I would like to disagree with US-based think tank GlobalSource Partners Inc. when it said the decision of incoming President Ferdinand Marcos Jr. to take on the Agriculture portfolio has been “ill advised” noting that the sector could end up “having to endure unhelpful flip flopping.”
Having the president of the land take on this portfolio in a concurrent capacity is just like making good on President Truman’s promise that “the buck stops here” or there is no one to take the responsibility except the Chief Executive.
Past administrations have been resorting to installing a department head, and if he/she flops, blaming everything entirely on the head even if the government machinery itself is at fault, meaning no financial or institutional support was given to the department head.
It is time the President takes all the blame or the praise for whatever decisions, policies, programs and projects he initiates. Let us stop this bad habit of passing the buck or pointing fingers at people. Let the blame fall on the last person who erred.
Last June 23, the US-based think tank-- which counts among its country expert- analysts past finance ministers, central bank president, IMF and World Bank country representatives, all of whom provide clients with in-depth, in-country, independent perspectives on local economics and politics-- said while the move might be bold, “some look at this as a looming first fumble,” GlobalSource told Business World.
“By not providing for a buffer, i.e., a person he can fire if things fall apart, the president-elect may end up regretting this boldness, especially since the risks are manifold, from procurement to unexpected outcomes,” it said.
But GlobalSource said some see the move as a timely way of using his political capital “for what will likely be many unpopular decisions.”
The think tank said Marcos’ popularity could allow him to act as a referee between those who lobby for liberal trade policies and those who have a protectionist stance.
“We note that his sister, (Senator Imee) a senator, is one of the louder critics of the current administration’s resort to importation to address food shortages,” it said.
Popularity concerns “have a way of being shifted to the fiscal area,” the group said, citing Marcos’ campaign promise of lowering the price of rice to P20 a kilo, which outgoing Da Secretary William Dar said could cost the government about P123 billion yearly.
“People who know the sector well believe that his reform success depends on who his point person will be, i.e., his senior undersecretary,” GlobalSource said.
“But at the end of the day, we cannot also dismiss what this decision may be about, i.e., the president-elect’s failure to find a suitable candidate prepared to take on a difficult job at a difficult time,” it said.
“In which case, we hope for the sake of the macro economy that he finds the right man soonest.”
Why don’t we give him a chance to prove he—with the massive resources lodged at his office and the entire government machinery behind him—can solve each problem one at a time.
We should not be expecting miracles from him.

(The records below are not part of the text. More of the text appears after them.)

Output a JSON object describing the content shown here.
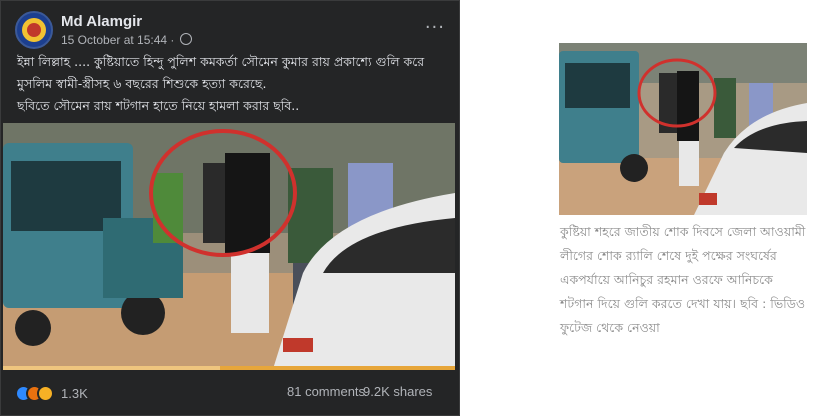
{
  "post": {
    "author": "Md Alamgir",
    "timestamp": "15 October at 15:44 ·",
    "more_icon": "ellipsis-icon",
    "privacy_icon": "globe-icon",
    "text_line1": "ইন্না লিল্লাহ .... কুষ্টিয়াতে হিন্দু পুলিশ কমকর্তা সৌমেন কুমার রায় প্রকাশ্যে গুলি করে মুসলিম স্বামী-স্ত্রীসহ ৬ বছরের শিশুকে হত্যা করেছে.",
    "text_line2": "ছবিতে সৌমেন রায় শটগান হাতে নিয়ে হামলা করার ছবি.."
  },
  "video": {
    "progress": 0.48
  },
  "footer": {
    "reaction_count": "1.3K",
    "comments": "81 comments",
    "shares": "9.2K shares",
    "reaction_icons": [
      "like-icon",
      "angry-icon",
      "sad-icon"
    ]
  },
  "news": {
    "caption": "কুষ্টিয়া শহরে জাতীয় শোক দিবসে জেলা আওয়ামী লীগের শোক র‍্যালি শেষে দুই পক্ষের সংঘর্ষের একপর্যায়ে আনিচুর রহমান ওরফে আনিচকে শটগান দিয়ে গুলি করতে দেখা যায়। ছবি : ভিডিও ফুটেজ থেকে নেওয়া"
  },
  "colors": {
    "fb_bg": "#242526",
    "fb_text": "#e4e6eb",
    "muted": "#b0b3b8",
    "highlight_circle": "#d0312d",
    "seek_bar": "#e7a63a"
  }
}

But I certainly think that his exposure to his father’s long reign and people who surrounded the strongman can serve as an inspiration for him to eventually pick the right man for the job. He has not even started yet. But here we are projecting that he would fumble and he has no one to point fingers at.
Every Filipino citizen would want to see him succeed because as he succeeds, the entire nation succeeds and benefits from his wisdom.